Work instructions » Across the following data, how many lines include the string "name"? Reply with the number and nothing more.

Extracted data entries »
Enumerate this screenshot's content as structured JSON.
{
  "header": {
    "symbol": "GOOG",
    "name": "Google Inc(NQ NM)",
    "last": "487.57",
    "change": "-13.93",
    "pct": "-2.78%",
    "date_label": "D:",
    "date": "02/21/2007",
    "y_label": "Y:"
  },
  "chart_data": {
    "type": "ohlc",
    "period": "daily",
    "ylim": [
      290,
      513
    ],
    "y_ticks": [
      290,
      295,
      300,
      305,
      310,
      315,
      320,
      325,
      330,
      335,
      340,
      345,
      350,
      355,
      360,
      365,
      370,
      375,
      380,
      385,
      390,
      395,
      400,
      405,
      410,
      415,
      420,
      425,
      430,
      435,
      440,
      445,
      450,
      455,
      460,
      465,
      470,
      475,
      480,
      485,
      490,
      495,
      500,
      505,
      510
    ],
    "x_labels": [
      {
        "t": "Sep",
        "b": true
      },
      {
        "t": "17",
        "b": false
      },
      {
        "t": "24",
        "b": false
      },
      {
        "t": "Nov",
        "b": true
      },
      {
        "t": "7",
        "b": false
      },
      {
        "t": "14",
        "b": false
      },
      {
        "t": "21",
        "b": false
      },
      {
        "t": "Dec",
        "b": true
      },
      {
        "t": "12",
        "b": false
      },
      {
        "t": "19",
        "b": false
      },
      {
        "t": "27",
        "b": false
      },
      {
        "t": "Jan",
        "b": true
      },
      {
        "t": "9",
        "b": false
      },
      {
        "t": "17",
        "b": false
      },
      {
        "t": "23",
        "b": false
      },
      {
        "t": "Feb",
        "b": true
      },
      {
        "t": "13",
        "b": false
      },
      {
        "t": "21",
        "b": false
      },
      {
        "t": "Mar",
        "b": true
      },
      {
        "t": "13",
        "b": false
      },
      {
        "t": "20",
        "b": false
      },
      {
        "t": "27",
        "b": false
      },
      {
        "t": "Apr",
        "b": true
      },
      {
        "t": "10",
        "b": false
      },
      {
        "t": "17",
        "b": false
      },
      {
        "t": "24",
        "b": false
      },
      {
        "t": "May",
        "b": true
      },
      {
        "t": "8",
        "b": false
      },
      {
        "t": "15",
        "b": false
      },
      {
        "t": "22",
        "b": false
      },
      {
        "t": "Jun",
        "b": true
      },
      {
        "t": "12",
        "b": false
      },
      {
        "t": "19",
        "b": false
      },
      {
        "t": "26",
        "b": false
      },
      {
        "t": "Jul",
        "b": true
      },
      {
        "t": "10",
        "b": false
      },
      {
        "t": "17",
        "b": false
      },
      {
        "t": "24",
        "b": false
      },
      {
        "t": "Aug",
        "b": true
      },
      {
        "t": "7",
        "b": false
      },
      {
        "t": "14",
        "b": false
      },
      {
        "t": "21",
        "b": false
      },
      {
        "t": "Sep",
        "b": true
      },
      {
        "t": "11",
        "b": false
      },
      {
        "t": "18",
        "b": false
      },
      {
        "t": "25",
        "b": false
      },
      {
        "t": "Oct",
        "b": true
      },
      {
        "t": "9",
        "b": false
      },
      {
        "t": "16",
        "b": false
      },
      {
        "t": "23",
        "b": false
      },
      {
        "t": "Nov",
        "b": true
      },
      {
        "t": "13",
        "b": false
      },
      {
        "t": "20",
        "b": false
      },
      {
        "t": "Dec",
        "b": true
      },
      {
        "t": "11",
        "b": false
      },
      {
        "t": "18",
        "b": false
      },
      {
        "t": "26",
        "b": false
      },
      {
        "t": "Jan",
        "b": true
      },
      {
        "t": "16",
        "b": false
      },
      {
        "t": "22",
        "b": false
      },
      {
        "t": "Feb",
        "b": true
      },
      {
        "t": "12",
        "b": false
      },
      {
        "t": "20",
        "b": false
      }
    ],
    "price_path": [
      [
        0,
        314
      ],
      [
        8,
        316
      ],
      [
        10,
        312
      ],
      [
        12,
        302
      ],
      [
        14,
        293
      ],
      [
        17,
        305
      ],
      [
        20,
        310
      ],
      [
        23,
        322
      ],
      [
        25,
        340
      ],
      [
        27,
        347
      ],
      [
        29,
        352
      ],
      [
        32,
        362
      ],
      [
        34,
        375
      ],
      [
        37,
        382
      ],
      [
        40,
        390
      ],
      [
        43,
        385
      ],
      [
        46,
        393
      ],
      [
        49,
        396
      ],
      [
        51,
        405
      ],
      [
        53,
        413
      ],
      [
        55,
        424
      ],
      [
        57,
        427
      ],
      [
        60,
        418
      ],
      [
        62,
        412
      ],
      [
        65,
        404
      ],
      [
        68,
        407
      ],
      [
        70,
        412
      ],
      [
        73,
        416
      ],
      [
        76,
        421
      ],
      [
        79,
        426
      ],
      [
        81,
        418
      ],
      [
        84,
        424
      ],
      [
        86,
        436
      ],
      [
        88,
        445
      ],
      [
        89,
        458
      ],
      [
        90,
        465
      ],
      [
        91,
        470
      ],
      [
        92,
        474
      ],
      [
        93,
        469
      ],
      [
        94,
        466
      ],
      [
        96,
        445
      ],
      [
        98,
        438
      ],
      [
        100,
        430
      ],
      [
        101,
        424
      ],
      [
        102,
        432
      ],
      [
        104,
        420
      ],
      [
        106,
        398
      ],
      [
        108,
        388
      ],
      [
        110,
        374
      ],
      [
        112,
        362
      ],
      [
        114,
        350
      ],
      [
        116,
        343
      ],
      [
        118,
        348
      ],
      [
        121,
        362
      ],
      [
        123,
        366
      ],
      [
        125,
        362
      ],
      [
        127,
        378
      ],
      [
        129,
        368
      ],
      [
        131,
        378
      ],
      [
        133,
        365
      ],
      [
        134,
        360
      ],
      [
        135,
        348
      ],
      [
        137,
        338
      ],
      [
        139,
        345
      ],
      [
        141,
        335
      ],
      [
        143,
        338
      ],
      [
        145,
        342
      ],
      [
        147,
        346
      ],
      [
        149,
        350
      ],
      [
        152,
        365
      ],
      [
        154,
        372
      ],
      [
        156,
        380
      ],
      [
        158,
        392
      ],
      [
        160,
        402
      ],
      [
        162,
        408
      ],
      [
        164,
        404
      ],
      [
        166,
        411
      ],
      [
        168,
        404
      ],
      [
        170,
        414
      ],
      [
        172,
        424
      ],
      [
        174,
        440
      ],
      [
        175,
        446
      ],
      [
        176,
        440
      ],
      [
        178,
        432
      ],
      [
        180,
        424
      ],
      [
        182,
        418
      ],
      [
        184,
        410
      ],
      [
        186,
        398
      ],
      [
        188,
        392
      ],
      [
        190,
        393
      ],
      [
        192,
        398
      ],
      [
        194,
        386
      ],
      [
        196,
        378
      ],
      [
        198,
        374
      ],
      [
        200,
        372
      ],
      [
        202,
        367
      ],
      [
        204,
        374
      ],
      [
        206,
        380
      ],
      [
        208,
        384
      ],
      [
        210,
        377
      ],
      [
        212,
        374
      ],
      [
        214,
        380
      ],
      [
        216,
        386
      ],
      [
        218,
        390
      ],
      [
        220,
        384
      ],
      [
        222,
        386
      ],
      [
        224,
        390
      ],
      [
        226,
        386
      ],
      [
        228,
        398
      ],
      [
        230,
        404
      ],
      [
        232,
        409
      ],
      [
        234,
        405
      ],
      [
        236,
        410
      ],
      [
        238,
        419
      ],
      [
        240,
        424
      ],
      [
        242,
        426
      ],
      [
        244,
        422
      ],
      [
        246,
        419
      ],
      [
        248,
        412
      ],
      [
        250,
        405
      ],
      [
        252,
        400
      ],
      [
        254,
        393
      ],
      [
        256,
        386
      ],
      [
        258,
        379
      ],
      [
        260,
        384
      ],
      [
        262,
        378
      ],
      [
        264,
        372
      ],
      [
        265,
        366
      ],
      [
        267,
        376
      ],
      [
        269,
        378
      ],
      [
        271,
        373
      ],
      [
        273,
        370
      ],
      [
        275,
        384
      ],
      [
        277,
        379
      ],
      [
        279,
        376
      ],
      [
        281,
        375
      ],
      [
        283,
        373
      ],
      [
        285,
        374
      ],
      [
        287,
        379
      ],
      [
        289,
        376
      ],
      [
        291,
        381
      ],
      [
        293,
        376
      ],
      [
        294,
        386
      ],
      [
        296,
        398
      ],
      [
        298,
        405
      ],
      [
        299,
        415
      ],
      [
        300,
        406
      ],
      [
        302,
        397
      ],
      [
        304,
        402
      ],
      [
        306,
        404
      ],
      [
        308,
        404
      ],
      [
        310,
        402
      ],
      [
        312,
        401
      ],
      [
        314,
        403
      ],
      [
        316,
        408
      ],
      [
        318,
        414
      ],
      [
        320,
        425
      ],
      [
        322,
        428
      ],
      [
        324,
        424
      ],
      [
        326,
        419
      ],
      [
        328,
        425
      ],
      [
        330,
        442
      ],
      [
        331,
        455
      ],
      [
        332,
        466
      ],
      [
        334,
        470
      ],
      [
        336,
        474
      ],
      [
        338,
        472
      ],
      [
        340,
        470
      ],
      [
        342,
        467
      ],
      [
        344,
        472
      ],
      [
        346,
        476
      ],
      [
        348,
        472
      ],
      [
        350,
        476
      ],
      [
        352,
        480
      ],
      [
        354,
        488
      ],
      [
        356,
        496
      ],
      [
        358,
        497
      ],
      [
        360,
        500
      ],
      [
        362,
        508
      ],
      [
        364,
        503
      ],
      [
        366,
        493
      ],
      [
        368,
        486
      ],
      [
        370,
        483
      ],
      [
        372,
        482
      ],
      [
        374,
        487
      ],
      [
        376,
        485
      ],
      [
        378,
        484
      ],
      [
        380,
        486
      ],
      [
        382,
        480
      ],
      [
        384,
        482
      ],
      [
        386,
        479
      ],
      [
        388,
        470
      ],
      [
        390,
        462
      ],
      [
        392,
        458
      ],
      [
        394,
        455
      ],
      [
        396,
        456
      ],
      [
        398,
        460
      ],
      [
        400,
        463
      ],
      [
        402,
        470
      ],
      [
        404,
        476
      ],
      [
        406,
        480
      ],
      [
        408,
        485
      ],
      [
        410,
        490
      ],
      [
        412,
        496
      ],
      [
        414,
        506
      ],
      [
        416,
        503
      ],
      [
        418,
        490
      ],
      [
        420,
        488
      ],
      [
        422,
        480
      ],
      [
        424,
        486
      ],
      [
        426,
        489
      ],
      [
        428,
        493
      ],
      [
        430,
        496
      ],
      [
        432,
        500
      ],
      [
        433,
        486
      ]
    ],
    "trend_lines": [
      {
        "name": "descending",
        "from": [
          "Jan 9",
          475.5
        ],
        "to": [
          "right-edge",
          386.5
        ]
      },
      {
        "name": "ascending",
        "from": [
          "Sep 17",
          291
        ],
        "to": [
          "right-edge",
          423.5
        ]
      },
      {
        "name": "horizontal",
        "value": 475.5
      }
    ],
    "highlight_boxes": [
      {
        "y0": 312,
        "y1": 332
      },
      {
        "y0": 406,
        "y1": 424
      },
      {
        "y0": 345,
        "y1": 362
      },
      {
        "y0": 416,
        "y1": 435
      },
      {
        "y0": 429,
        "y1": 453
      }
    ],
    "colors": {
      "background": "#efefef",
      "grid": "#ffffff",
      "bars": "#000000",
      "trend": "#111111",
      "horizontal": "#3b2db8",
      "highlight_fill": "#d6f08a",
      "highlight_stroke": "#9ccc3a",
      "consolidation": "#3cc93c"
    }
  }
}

Answer below » 4